• **What is being asked**: On how many lines of these entries does the word "JSON" occur? State the number alone.
[Records for the exercise]
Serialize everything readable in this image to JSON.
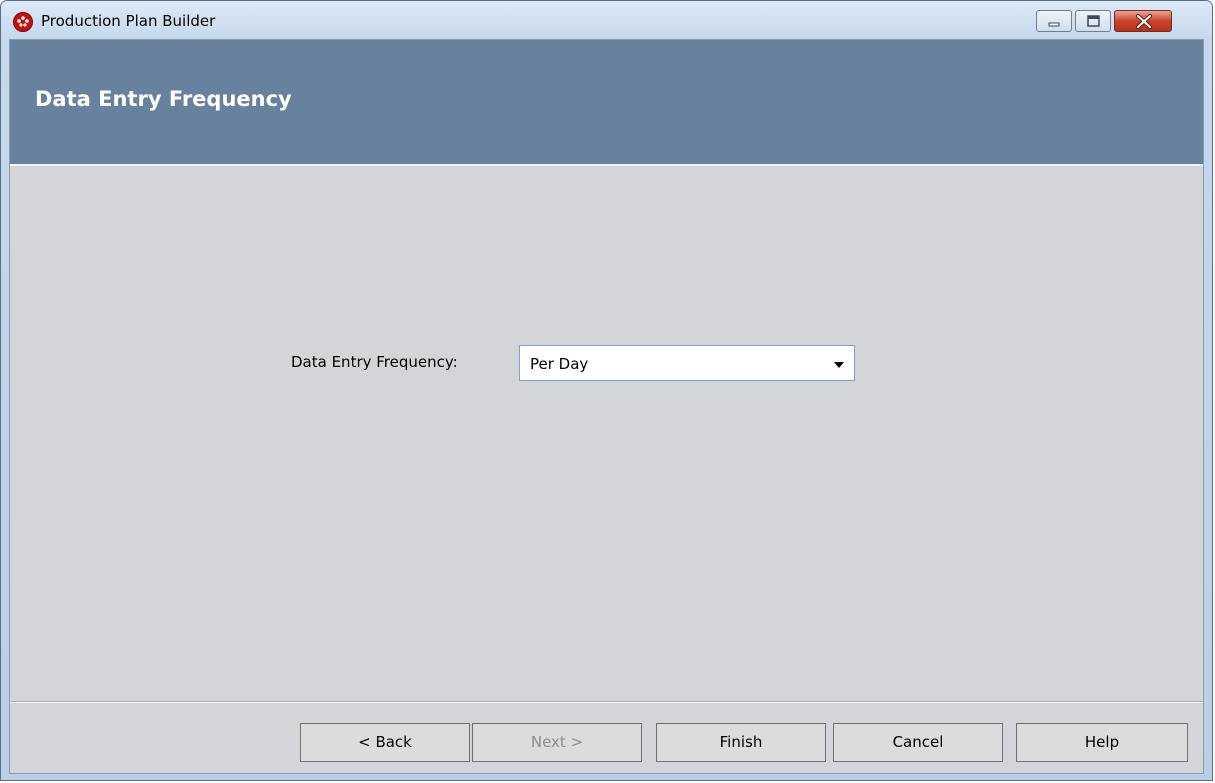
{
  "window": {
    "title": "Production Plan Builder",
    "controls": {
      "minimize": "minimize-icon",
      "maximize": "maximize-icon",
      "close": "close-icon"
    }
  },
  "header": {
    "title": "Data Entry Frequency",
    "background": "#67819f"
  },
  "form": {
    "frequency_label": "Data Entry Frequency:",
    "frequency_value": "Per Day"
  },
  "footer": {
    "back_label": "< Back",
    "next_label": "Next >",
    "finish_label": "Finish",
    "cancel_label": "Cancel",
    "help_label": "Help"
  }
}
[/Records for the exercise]
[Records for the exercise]
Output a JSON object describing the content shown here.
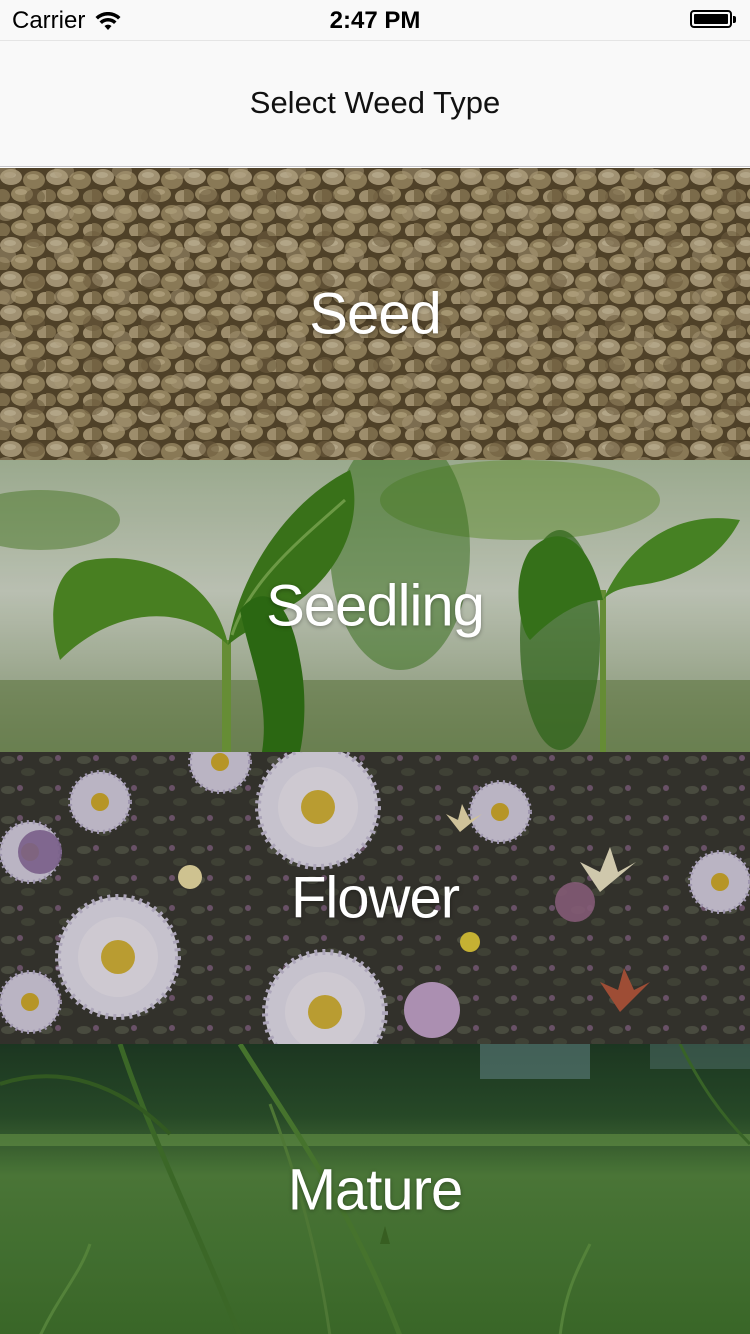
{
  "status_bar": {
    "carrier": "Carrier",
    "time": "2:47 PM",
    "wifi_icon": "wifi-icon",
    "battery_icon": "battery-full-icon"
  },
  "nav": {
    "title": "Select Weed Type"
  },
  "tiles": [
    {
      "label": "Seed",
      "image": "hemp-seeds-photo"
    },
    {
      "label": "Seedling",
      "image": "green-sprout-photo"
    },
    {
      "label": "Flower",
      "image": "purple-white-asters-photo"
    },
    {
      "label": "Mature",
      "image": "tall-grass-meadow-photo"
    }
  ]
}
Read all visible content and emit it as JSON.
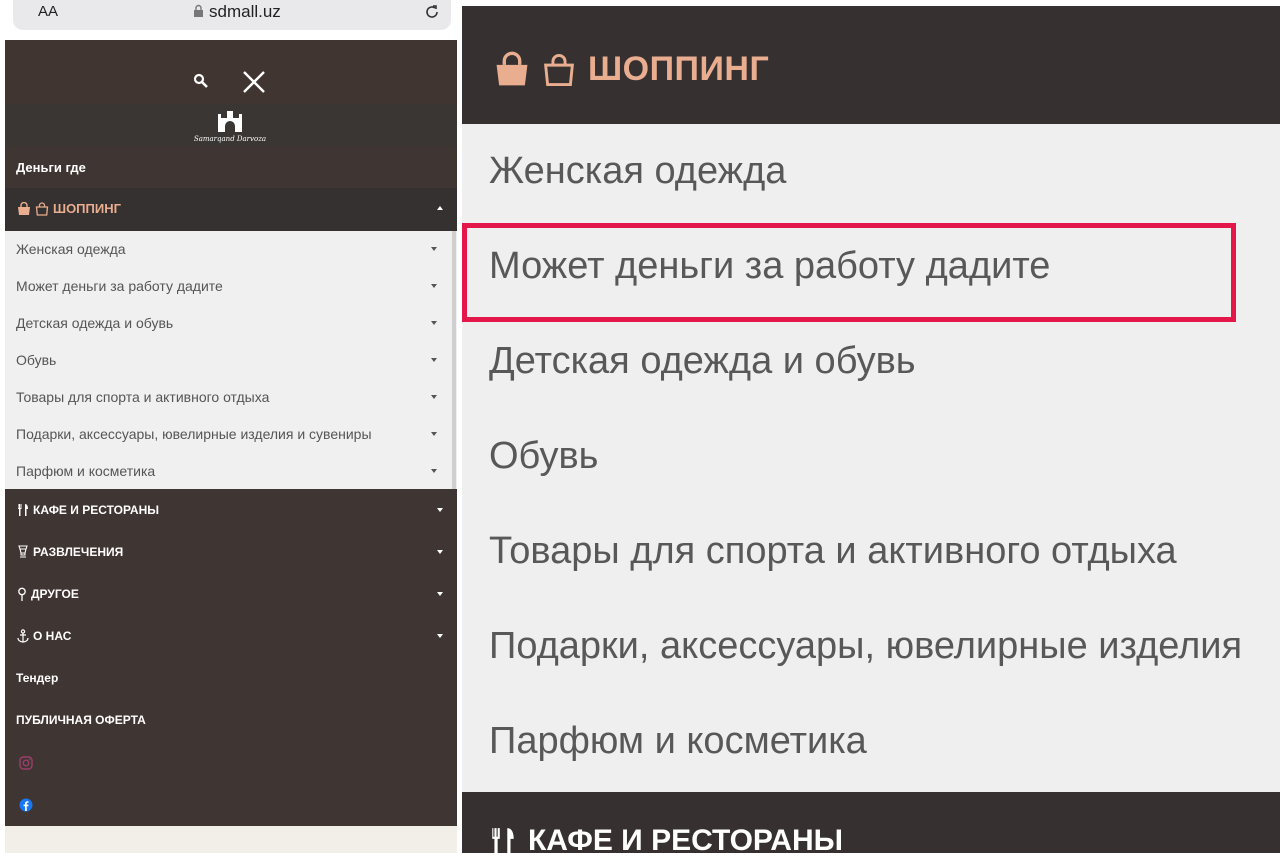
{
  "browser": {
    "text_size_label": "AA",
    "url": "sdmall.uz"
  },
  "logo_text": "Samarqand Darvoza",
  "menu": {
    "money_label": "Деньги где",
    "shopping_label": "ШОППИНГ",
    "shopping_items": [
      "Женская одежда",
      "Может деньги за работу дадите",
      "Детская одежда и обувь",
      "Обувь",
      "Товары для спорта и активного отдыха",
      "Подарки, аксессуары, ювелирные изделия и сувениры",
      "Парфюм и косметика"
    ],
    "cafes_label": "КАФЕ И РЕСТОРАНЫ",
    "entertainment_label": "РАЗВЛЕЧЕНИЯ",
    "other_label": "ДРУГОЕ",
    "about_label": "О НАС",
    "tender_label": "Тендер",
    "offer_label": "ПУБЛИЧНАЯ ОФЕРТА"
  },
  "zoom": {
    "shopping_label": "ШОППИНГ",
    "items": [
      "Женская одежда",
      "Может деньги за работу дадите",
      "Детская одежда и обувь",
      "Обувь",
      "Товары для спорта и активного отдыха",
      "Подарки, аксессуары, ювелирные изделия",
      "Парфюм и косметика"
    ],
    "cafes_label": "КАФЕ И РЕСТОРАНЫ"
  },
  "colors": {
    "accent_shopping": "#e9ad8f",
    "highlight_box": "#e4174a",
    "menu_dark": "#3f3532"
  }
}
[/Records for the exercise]
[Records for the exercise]
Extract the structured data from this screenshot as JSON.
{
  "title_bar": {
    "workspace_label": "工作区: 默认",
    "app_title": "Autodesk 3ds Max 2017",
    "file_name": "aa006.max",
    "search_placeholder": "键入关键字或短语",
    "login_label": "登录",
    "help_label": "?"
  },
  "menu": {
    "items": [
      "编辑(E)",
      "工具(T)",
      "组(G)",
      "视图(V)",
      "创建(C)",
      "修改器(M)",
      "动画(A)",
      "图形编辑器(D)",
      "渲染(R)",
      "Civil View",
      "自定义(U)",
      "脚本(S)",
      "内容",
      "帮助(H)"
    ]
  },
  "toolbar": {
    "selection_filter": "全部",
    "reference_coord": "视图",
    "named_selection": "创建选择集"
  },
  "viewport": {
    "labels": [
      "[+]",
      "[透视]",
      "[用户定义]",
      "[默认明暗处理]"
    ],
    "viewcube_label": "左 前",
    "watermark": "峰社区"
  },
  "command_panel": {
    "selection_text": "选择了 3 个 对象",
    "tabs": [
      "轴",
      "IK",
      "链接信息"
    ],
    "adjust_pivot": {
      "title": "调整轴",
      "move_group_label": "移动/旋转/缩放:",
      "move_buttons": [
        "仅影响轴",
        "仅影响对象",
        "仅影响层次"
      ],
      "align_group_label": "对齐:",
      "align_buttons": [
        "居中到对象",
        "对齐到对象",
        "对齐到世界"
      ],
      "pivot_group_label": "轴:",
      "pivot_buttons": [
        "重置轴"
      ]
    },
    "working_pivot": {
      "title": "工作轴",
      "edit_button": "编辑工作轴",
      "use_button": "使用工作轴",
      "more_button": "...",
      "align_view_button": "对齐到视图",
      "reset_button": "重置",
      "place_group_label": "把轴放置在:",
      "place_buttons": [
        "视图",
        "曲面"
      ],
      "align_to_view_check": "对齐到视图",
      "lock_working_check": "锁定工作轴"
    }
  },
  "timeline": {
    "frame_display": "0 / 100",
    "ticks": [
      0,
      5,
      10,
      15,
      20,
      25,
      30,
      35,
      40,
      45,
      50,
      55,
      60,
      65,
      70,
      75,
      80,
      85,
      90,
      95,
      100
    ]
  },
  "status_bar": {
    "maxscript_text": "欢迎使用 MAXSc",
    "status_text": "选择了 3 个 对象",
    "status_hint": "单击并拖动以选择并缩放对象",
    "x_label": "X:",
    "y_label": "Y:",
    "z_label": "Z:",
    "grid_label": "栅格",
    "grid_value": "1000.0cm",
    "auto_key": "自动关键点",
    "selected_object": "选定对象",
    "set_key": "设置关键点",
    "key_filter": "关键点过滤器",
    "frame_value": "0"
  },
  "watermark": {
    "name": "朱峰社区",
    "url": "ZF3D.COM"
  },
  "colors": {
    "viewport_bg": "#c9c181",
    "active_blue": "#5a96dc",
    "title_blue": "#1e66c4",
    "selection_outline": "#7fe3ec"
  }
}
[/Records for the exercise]
• **Result of the exercise**: 4